Starbucks Revamp Plan: Thumbs Down

Last week, Starbucks’s again-CEO Howard Schultz announced quite a little rejuvenation plan for the ailing coffee franchise. I am a huge Starbucks fan myself, so I was frankly pretty disappointed in how toothless the proposal really was. I was expecting some major customer-friendly stuff, but here’s the five-point initiative we got instead (this is straight from a Starbucks press release): — A proprietary and revolutionary in-store Clover(R) brewing system that delivers the best cup of brewed coffee available anywhere; This is actually the smartest of all the intiatives they put forth, because it actually focuses on the reason that I and most of their millions of customers patronize the place: the coffee. What the press release didn’t say is that the new super-premium coffee will cost $2.50, which is $1 more than their already-spendy coffee costs.
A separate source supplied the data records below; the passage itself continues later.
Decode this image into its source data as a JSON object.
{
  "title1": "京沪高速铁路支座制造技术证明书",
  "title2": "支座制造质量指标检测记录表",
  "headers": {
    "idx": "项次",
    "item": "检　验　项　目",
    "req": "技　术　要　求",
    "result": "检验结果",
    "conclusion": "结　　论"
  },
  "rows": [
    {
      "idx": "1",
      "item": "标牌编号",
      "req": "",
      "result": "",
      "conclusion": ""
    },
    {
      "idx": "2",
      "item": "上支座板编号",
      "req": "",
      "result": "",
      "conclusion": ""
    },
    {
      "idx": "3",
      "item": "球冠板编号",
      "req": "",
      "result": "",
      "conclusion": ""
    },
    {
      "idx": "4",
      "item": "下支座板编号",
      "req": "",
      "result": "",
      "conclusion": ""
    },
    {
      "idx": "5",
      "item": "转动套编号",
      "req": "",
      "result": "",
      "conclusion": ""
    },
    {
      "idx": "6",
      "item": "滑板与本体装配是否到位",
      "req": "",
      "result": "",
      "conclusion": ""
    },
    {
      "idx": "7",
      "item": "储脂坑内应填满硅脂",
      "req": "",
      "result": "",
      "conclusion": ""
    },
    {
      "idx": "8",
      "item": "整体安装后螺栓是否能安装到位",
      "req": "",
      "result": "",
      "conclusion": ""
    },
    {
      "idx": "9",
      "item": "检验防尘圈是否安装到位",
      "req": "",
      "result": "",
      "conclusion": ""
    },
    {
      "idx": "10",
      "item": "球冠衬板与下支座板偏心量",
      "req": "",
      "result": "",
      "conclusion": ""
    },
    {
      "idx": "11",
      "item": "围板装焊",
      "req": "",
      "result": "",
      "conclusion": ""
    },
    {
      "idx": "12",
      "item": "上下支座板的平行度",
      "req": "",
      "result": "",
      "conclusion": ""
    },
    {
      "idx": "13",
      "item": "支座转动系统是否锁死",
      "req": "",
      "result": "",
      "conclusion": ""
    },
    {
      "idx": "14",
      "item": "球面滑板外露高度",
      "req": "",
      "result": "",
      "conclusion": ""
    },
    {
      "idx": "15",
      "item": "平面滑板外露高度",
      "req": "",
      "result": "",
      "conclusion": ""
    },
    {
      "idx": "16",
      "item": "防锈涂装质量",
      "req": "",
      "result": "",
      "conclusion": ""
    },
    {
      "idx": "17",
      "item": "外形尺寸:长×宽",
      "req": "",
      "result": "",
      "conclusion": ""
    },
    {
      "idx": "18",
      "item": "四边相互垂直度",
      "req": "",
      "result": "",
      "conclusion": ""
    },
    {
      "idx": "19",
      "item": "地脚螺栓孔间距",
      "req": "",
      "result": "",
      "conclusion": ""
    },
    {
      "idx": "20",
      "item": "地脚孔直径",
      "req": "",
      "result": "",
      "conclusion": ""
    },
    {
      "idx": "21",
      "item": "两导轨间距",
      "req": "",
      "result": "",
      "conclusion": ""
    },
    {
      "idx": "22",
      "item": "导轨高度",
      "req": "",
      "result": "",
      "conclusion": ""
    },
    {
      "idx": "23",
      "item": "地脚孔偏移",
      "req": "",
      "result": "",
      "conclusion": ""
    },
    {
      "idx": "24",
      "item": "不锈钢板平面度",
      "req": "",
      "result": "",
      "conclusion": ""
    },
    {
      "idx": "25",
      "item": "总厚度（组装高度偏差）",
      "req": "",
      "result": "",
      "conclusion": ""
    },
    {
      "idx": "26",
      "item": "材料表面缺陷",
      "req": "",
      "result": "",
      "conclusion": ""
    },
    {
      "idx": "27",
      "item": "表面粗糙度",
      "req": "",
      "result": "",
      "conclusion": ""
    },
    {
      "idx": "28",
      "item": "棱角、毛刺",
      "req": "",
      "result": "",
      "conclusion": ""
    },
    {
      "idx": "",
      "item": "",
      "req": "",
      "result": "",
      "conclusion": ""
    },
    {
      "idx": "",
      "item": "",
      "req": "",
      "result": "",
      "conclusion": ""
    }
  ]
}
Still, though, folks who are rolling through Starbucks every day are spending a lot of discretionary income as it is. Will an extra dollar a day make or break these customers? Probably not. However, the economy is getting rough, and you’ve got to think that there are a lot of SBUX customers for whom money is getting tight. I imagine these folks holding onto their Starbucks coffee as one of only a handful of remaining luxuries, and the prospect of even-more-expensive brewed coffee won’t fly. I’m a brewed coffee drinker myself — no fancy accoutrements at all, thank you — and if the coffee is as good as it’s advertised to be, I’ll buy it. Admittedly, though, I am not as financially pinched as the average man on the street. […]
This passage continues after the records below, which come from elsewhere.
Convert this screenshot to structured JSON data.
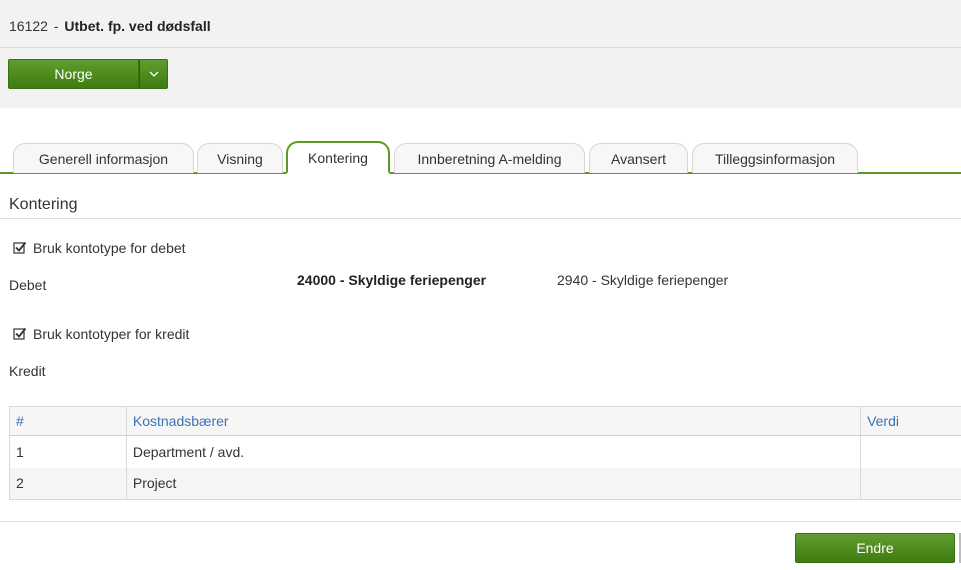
{
  "header": {
    "code": "16122",
    "separator": "-",
    "title": "Utbet. fp. ved dødsfall"
  },
  "country_button": {
    "label": "Norge",
    "caret_icon": "chevron-down-icon"
  },
  "tabs": [
    {
      "label": "Generell informasjon",
      "active": false
    },
    {
      "label": "Visning",
      "active": false
    },
    {
      "label": "Kontering",
      "active": true
    },
    {
      "label": "Innberetning A-melding",
      "active": false
    },
    {
      "label": "Avansert",
      "active": false
    },
    {
      "label": "Tilleggsinformasjon",
      "active": false
    }
  ],
  "section": {
    "title": "Kontering",
    "debit_checkbox": {
      "label": "Bruk kontotype for debet",
      "checked": true
    },
    "debit_label": "Debet",
    "debit_account": "24000 - Skyldige feriepenger",
    "debit_account_type": "2940 - Skyldige feriepenger",
    "credit_checkbox": {
      "label": "Bruk kontotyper for kredit",
      "checked": true
    },
    "credit_label": "Kredit"
  },
  "table": {
    "headers": [
      "#",
      "Kostnadsbærer",
      "Verdi"
    ],
    "rows": [
      [
        "1",
        "Department / avd.",
        ""
      ],
      [
        "2",
        "Project",
        ""
      ]
    ]
  },
  "footer": {
    "edit_label": "Endre"
  },
  "colors": {
    "accent_green": "#4a8a1c",
    "link_blue": "#3a73b4"
  }
}
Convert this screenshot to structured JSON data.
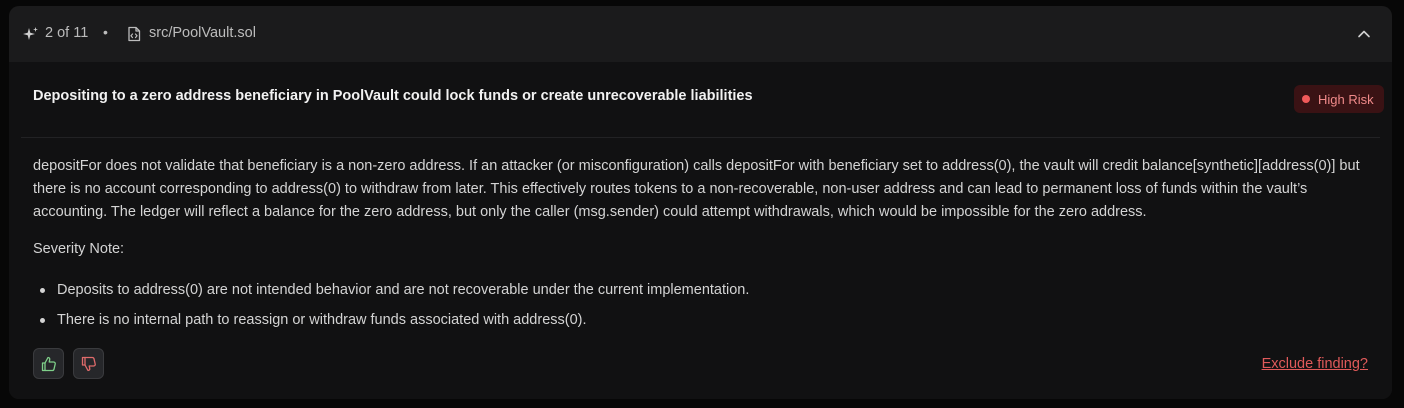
{
  "header": {
    "counter": "2 of 11",
    "separator": "•",
    "file": "src/PoolVault.sol"
  },
  "finding": {
    "title": "Depositing to a zero address beneficiary in PoolVault could lock funds or create unrecoverable liabilities",
    "risk_label": "High Risk",
    "description": "depositFor does not validate that beneficiary is a non-zero address. If an attacker (or misconfiguration) calls depositFor with beneficiary set to address(0), the vault will credit balance[synthetic][address(0)] but there is no account corresponding to address(0) to withdraw from later. This effectively routes tokens to a non-recoverable, non-user address and can lead to permanent loss of funds within the vault’s accounting. The ledger will reflect a balance for the zero address, but only the caller (msg.sender) could attempt withdrawals, which would be impossible for the zero address.",
    "severity_heading": "Severity Note:",
    "severity_points": [
      "Deposits to address(0) are not intended behavior and are not recoverable under the current implementation.",
      "There is no internal path to reassign or withdraw funds associated with address(0)."
    ]
  },
  "actions": {
    "exclude_label": "Exclude finding?"
  },
  "colors": {
    "risk_accent": "#f05a5a",
    "thumbs_up": "#7fd08a",
    "thumbs_down": "#e06b6b"
  },
  "icons": {
    "counter": "sparkle-icon",
    "file": "file-code-icon",
    "collapse": "chevron-up-icon",
    "upvote": "thumbs-up-icon",
    "downvote": "thumbs-down-icon"
  }
}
A&E Intervention: Entrepreneur vs. Alcoholism

I am a huge fan of the show “Intervention” on A&E. It’s not that I like watching other people’s misery — I hate that part, actually — it’s just that it’s a weekly reminder of just how wrong things can go for you if you make certain poor choices in your life. And if you have children, “Intervention” is the world’s best instructional program about the multitude of different ways you can screw up your kids for life with behavior that spirals them into addiction later in life. You name it: physical abuse, neglect, absence, infidelity, emotional/verbal abuse, divorce, estrangement, death of a friend/family member — all of this stuff can rocket a kid into a life-consuming addiction later in life. Pleasant thought, eh? Not at all, and my wife can’t stomach the show at all. But the misery and sadness is exactly why I watch it — to keep myself in check. Anyone who reads this blog with even semi-regularity knows that I am a father first and everything else comes second, and if watching some gut-ripper stories on shows like A&E give me regular encouragement to center my own life and doings around the well-being of my children, then so be it. Tonight’s episode was especially resonant for me, though, because I saw a lot of myself in the subject, whose name was Lawrence. He was an entrepreneur who started a successful business in his twenties (just like me). He was a big weightlifting/workout guy in his 20s (just like me). He’s now 34 (just like me), and his vice was booze, just like mine was. I’m not going to spend a bunch of time and detail going into specifics (not […]